AbstractClassically considered a by-product of anaerobic metabolism, lactate is now viewed as a fundamental fuel for oxidative phosphorylation in mitochondria, and preferred over glucose by many tissues. Lactate is also a signaling molecule of increasing medical relevance. Lactate levels in the blood can increase in both normal and pathophysiological conditions (e.g., hypoxia, physical exercise, or sepsis), however the manner by which these changes are sensed and induce adaptive responses is unknown. Here we show that the carotid body (CB) is essential for lactate homeostasis and that CB glomus cells, the main oxygen sensing arterial chemoreceptors, are also lactate sensors. Lactate is transported into glomus cells, leading to a rapid increase in the cytosolic NADH/NAD+ ratio. This in turn activates membrane cation channels, leading to cell depolarization, action potential firing, and Ca2+ influx. Lactate also decreases intracellular pH and increases mitochondrial reactive oxygen species production, which further activates glomus cells. Lactate and hypoxia, although sensed by separate mechanisms, share the same final signaling pathway and jointly activate glomus cells to potentiate compensatory cardiorespiratory reflexes.
The carotid body (CB) is an arterial chemoreceptor organ located in the carotid bifurcation and has a well-recognized role in cardiorespiratory regulation. The CB contains neurosecretory sensory cells (glomus cells), which release transmitters in response to hypoxia, hypercapnia, and acidemia to activate afferent sensory fibers terminating in the respiratory and autonomic brainstem centers. Knowledge of the physiology of the CB has progressed enormously in recent years. Herein we review advances concerning the organization and function of the cellular elements of the CB, with emphasis on the molecular mechanisms of acute oxygen sensing by glomus cells. We introduce the modern view of the CB as a multimodal integrated metabolic sensor and describe the properties of the CB stem cell niche, which support CB growth during acclimatization to chronic hypoxia. Finally, we discuss the increasing medical relevance of CB dysfunction and its potential impact on the mechanisms of disease.

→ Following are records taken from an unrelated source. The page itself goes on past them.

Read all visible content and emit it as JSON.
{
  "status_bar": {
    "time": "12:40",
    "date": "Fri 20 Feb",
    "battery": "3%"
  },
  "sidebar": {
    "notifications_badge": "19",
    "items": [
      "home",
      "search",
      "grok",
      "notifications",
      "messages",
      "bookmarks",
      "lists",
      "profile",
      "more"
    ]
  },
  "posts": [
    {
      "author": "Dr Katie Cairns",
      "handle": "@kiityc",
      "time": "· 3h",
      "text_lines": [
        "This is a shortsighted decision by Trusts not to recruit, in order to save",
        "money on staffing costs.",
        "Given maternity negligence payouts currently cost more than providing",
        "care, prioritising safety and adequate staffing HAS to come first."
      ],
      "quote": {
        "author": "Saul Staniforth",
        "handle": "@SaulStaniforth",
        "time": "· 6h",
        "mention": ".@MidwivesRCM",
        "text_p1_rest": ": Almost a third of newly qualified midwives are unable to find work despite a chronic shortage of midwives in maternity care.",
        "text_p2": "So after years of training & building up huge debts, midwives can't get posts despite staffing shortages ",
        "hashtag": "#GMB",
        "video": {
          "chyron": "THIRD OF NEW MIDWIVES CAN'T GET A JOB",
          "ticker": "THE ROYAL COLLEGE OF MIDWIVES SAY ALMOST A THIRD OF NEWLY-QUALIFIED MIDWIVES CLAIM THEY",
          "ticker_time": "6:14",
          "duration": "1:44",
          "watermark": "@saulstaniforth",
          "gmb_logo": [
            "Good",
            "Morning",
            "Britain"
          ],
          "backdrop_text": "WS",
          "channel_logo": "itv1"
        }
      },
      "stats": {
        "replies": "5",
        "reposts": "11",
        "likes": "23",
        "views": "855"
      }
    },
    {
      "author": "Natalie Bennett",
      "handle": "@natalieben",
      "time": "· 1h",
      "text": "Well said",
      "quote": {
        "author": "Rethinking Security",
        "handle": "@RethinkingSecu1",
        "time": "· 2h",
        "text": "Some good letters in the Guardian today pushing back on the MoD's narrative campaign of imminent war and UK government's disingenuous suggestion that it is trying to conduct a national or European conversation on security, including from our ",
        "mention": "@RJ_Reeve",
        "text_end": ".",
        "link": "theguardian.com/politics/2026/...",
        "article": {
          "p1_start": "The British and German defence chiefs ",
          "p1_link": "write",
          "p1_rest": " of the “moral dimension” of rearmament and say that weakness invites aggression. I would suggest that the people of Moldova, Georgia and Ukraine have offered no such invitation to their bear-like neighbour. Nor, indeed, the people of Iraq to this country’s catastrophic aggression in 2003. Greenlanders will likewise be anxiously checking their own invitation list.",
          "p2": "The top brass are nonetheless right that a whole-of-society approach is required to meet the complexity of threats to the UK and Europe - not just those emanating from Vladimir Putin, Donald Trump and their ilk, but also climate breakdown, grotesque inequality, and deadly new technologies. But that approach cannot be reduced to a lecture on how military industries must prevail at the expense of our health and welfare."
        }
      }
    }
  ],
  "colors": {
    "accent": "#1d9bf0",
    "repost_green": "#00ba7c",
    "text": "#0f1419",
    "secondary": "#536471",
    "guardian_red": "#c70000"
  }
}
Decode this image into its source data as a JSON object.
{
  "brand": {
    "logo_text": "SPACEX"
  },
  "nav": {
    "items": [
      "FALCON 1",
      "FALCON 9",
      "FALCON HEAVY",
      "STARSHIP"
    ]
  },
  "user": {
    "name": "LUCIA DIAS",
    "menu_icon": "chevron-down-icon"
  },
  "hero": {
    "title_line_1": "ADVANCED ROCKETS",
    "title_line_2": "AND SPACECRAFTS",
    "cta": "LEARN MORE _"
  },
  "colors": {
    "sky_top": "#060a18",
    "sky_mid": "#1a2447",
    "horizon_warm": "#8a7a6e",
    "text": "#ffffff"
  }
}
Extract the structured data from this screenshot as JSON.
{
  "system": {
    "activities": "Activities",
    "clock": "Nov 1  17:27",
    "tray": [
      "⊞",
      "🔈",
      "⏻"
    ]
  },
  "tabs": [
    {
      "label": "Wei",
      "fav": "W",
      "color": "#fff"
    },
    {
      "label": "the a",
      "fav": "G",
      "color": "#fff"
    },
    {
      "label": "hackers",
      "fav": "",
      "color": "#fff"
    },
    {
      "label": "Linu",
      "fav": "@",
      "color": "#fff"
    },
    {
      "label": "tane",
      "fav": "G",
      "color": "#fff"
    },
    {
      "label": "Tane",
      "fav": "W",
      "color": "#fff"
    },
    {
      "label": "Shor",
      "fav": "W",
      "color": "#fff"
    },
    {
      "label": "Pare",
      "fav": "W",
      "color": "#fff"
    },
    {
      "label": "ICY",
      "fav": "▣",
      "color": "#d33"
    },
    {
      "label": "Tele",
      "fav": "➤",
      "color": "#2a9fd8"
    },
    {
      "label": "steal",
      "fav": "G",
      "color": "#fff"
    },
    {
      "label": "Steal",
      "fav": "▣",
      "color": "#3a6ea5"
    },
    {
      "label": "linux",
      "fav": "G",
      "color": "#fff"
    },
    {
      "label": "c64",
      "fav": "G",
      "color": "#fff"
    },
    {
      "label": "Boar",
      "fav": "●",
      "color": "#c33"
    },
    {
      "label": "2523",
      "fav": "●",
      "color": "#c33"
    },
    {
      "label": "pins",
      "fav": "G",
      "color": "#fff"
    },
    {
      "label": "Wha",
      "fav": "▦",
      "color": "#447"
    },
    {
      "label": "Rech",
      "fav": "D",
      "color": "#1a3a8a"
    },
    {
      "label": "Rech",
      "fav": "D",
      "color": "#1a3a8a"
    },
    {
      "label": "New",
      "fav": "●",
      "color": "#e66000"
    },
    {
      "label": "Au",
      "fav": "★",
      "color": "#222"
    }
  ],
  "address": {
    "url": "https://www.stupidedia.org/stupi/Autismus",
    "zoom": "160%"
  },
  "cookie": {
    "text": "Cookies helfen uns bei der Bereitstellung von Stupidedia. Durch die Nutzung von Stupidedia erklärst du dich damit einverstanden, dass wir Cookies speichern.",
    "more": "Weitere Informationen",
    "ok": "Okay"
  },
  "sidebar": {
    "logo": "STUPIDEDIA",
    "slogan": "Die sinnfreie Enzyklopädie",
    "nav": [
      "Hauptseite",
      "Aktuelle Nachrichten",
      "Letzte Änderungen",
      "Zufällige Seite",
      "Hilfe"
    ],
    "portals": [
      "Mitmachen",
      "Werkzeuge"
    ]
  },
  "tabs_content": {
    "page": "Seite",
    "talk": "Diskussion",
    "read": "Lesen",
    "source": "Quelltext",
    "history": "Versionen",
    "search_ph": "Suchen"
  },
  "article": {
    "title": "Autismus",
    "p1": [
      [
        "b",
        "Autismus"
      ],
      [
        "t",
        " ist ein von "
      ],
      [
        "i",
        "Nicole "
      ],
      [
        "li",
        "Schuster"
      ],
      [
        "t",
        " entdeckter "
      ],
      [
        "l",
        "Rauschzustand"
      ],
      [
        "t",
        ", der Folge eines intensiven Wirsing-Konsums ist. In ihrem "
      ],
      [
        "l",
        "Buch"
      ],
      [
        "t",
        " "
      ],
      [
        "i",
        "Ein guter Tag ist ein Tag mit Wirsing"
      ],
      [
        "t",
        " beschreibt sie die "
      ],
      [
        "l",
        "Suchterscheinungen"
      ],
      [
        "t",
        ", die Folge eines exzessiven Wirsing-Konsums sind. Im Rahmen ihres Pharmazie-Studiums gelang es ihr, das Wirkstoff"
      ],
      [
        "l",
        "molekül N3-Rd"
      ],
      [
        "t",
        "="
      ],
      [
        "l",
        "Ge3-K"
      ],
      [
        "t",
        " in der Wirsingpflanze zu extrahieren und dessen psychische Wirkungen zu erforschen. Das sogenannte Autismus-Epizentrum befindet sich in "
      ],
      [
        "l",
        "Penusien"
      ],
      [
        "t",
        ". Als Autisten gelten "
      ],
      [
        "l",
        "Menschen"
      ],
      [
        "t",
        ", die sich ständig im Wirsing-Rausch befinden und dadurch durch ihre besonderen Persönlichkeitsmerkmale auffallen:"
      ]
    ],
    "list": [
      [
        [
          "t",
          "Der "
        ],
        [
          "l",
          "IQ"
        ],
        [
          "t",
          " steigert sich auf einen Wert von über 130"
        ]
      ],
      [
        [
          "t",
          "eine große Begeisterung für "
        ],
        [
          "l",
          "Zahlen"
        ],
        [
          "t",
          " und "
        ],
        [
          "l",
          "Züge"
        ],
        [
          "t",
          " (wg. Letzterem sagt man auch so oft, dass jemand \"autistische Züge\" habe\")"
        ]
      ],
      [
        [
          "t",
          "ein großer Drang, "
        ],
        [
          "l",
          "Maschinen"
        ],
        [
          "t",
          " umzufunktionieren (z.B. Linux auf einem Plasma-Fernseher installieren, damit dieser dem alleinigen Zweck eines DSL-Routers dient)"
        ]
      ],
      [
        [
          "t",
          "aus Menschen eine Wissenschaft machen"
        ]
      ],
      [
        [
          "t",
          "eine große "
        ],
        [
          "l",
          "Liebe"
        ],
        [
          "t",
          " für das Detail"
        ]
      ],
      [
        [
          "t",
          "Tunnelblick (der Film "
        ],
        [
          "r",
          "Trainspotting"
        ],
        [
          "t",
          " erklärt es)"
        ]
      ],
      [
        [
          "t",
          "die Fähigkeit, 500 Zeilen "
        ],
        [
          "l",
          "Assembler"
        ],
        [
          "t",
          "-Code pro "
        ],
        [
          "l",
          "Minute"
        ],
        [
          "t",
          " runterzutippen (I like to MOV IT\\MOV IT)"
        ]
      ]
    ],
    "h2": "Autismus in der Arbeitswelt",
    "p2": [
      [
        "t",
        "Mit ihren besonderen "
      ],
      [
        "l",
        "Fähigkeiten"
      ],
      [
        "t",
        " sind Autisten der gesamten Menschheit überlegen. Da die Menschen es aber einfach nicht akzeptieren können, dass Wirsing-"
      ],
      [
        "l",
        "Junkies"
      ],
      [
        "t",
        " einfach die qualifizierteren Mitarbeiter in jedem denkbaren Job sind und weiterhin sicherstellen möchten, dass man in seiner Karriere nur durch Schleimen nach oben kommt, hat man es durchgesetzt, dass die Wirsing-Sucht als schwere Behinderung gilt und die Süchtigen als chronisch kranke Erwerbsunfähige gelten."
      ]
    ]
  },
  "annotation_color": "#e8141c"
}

Sleep apnea (SA) leads to metabolic abnormalities and cardiovascular dysfunction. Rodent models of nocturnal intermittent hypoxia (IH) are used to mimic arterial hypoxemias that occur during SA. This mini-review focuses on our work examining central nervous system (CNS) mechanisms whereby nocturnal IH results in increased sympathetic nerve discharge (SND) and hypertension (HTN) that persist throughout the 24-h diurnal period. Within the first 1-2 days of IH, arterial pressure (AP) increases even during non-IH periods of the day. Exposure to IH for 7 days biases nucleus tractus solitarius (NTS) neurons receiving arterial chemoreceptor inputs toward increased discharge, providing a substrate for persistent activation of sympathetic outflow. IH HTN is blunted by manipulations that reduce angiotensin II (ANG II) signaling within the forebrain lamina terminalis suggesting that central ANG II supports persistent IH HTN. Inhibition of the hypothalamic paraventricular nucleus (PVN) reduces ongoing SND and acutely lowers AP in IH-conditioned animals. These findings support a role for the PVN, which integrates information ascending from NTS and descending from the lamina terminalis, in sustaining IH HTN. In summary, our findings indicate that IH rapidly and persistently activates a central circuit that includes the NTS, forebrain lamina terminalis, and the PVN. Our working model holds that NTS neuromodulation increases transmission of arterial chemoreceptor inputs, increasing SND via connections with PVN and rostral ventrolateral medulla. Increased circulating ANG II sensed by the lamina terminalis generates yet another excitatory drive to PVN. Together with adaptations intrinsic to the PVN, these responses to IH support rapid onset neurogenic HTN.